JT: Palestinian products are already very expensive on the world market due to relatively high [labor] costs. Extra costs are going to make them even less competitive. Given the stranglehold that Israel has on trade going in and out of Palestine and the extra costs of raw materials and travel, I’d say the future is bleak.
NT: Douglas Alexander, British Member of Parliament, sees the recent Bethlehem Investment Conference as a “key milestone,” arguing that “aid and development bolster the peace process.” Do you see this conference as a progressive step?
JT: It is fair to say that there are mixed feelings about the investment conference. On a very basic level, investors are going to try to limit their risk by putting money into sound businesses. Given that there are so few profitable businesses, this is likely to just make the richest men in Palestine even richer. I am not convinced that it will really help those at the bottom — who is going to invest in Palestinian handicrafts or olive oil? I guess we will have to wait to see the long term outcomes, but — along with many Palestinians — I’m not really holding out much hope.
NT: Means of resisting economic colonization are extremely difficult. How is Freedom Clothing affecting change and what responsibilities should purchasers overseas have?
JT: This is an important question and I’m not sure I can really answer adequately. Our attitude has been that it is important to bring ongoing work to Palestinian businesses and that we will try to do that in a way that helps not hurts those at the bottom of the economic pile. But the reality is that those things can be in conflict — and in an uncertain market with so few people actively attempting to buy Palestinian [products], there is little leverage to apply to affect change. I’d like to force increases in pay in the places we work, but recognize that without ongoing orders, that is unlikely to happen.
I think the main responsibility of overseas purchasers is to hold on to the hope of a better life for the Palestinians, particularly those forgotten at the bottom — which so many seem to have given up believing in — and to generate creative ideas about how to produce and sell things from Palestine that have a competitive edge.
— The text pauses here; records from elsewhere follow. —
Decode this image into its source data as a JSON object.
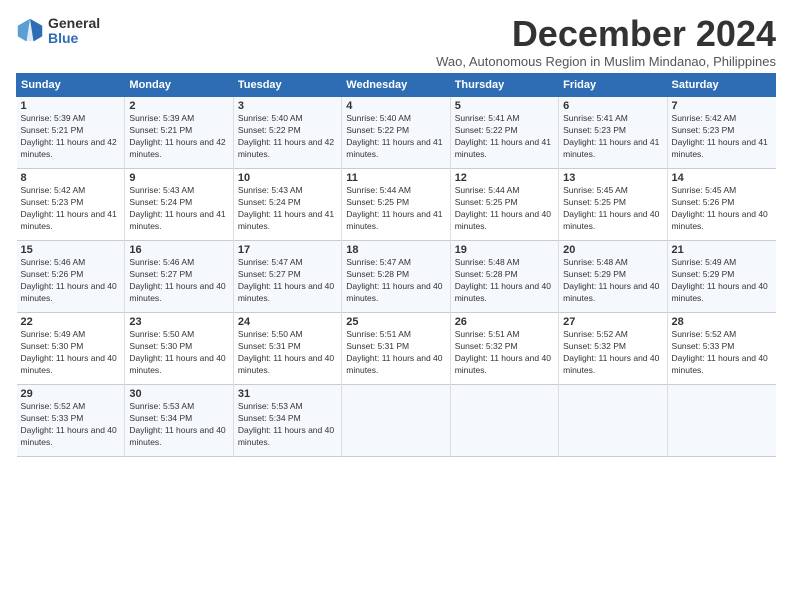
{
  "logo": {
    "general": "General",
    "blue": "Blue"
  },
  "title": "December 2024",
  "subtitle": "Wao, Autonomous Region in Muslim Mindanao, Philippines",
  "days_header": [
    "Sunday",
    "Monday",
    "Tuesday",
    "Wednesday",
    "Thursday",
    "Friday",
    "Saturday"
  ],
  "weeks": [
    [
      {
        "day": "1",
        "sunrise": "5:39 AM",
        "sunset": "5:21 PM",
        "daylight": "11 hours and 42 minutes."
      },
      {
        "day": "2",
        "sunrise": "5:39 AM",
        "sunset": "5:21 PM",
        "daylight": "11 hours and 42 minutes."
      },
      {
        "day": "3",
        "sunrise": "5:40 AM",
        "sunset": "5:22 PM",
        "daylight": "11 hours and 42 minutes."
      },
      {
        "day": "4",
        "sunrise": "5:40 AM",
        "sunset": "5:22 PM",
        "daylight": "11 hours and 41 minutes."
      },
      {
        "day": "5",
        "sunrise": "5:41 AM",
        "sunset": "5:22 PM",
        "daylight": "11 hours and 41 minutes."
      },
      {
        "day": "6",
        "sunrise": "5:41 AM",
        "sunset": "5:23 PM",
        "daylight": "11 hours and 41 minutes."
      },
      {
        "day": "7",
        "sunrise": "5:42 AM",
        "sunset": "5:23 PM",
        "daylight": "11 hours and 41 minutes."
      }
    ],
    [
      {
        "day": "8",
        "sunrise": "5:42 AM",
        "sunset": "5:23 PM",
        "daylight": "11 hours and 41 minutes."
      },
      {
        "day": "9",
        "sunrise": "5:43 AM",
        "sunset": "5:24 PM",
        "daylight": "11 hours and 41 minutes."
      },
      {
        "day": "10",
        "sunrise": "5:43 AM",
        "sunset": "5:24 PM",
        "daylight": "11 hours and 41 minutes."
      },
      {
        "day": "11",
        "sunrise": "5:44 AM",
        "sunset": "5:25 PM",
        "daylight": "11 hours and 41 minutes."
      },
      {
        "day": "12",
        "sunrise": "5:44 AM",
        "sunset": "5:25 PM",
        "daylight": "11 hours and 40 minutes."
      },
      {
        "day": "13",
        "sunrise": "5:45 AM",
        "sunset": "5:25 PM",
        "daylight": "11 hours and 40 minutes."
      },
      {
        "day": "14",
        "sunrise": "5:45 AM",
        "sunset": "5:26 PM",
        "daylight": "11 hours and 40 minutes."
      }
    ],
    [
      {
        "day": "15",
        "sunrise": "5:46 AM",
        "sunset": "5:26 PM",
        "daylight": "11 hours and 40 minutes."
      },
      {
        "day": "16",
        "sunrise": "5:46 AM",
        "sunset": "5:27 PM",
        "daylight": "11 hours and 40 minutes."
      },
      {
        "day": "17",
        "sunrise": "5:47 AM",
        "sunset": "5:27 PM",
        "daylight": "11 hours and 40 minutes."
      },
      {
        "day": "18",
        "sunrise": "5:47 AM",
        "sunset": "5:28 PM",
        "daylight": "11 hours and 40 minutes."
      },
      {
        "day": "19",
        "sunrise": "5:48 AM",
        "sunset": "5:28 PM",
        "daylight": "11 hours and 40 minutes."
      },
      {
        "day": "20",
        "sunrise": "5:48 AM",
        "sunset": "5:29 PM",
        "daylight": "11 hours and 40 minutes."
      },
      {
        "day": "21",
        "sunrise": "5:49 AM",
        "sunset": "5:29 PM",
        "daylight": "11 hours and 40 minutes."
      }
    ],
    [
      {
        "day": "22",
        "sunrise": "5:49 AM",
        "sunset": "5:30 PM",
        "daylight": "11 hours and 40 minutes."
      },
      {
        "day": "23",
        "sunrise": "5:50 AM",
        "sunset": "5:30 PM",
        "daylight": "11 hours and 40 minutes."
      },
      {
        "day": "24",
        "sunrise": "5:50 AM",
        "sunset": "5:31 PM",
        "daylight": "11 hours and 40 minutes."
      },
      {
        "day": "25",
        "sunrise": "5:51 AM",
        "sunset": "5:31 PM",
        "daylight": "11 hours and 40 minutes."
      },
      {
        "day": "26",
        "sunrise": "5:51 AM",
        "sunset": "5:32 PM",
        "daylight": "11 hours and 40 minutes."
      },
      {
        "day": "27",
        "sunrise": "5:52 AM",
        "sunset": "5:32 PM",
        "daylight": "11 hours and 40 minutes."
      },
      {
        "day": "28",
        "sunrise": "5:52 AM",
        "sunset": "5:33 PM",
        "daylight": "11 hours and 40 minutes."
      }
    ],
    [
      {
        "day": "29",
        "sunrise": "5:52 AM",
        "sunset": "5:33 PM",
        "daylight": "11 hours and 40 minutes."
      },
      {
        "day": "30",
        "sunrise": "5:53 AM",
        "sunset": "5:34 PM",
        "daylight": "11 hours and 40 minutes."
      },
      {
        "day": "31",
        "sunrise": "5:53 AM",
        "sunset": "5:34 PM",
        "daylight": "11 hours and 40 minutes."
      },
      {
        "day": "",
        "sunrise": "",
        "sunset": "",
        "daylight": ""
      },
      {
        "day": "",
        "sunrise": "",
        "sunset": "",
        "daylight": ""
      },
      {
        "day": "",
        "sunrise": "",
        "sunset": "",
        "daylight": ""
      },
      {
        "day": "",
        "sunrise": "",
        "sunset": "",
        "daylight": ""
      }
    ]
  ]
}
There must be many people around the world with expertise and knowledge of various markets which Palestinians could work in if they knew about it, but need help to change and help to gain knowledge of them. I often lie in bed at night and dream of a magic idea which would suddenly give Palestinians a competitive edge and [revitalize] the economy. But it hasn’t come yet.
Natasha Tsangarides is a freelance journalist based in London.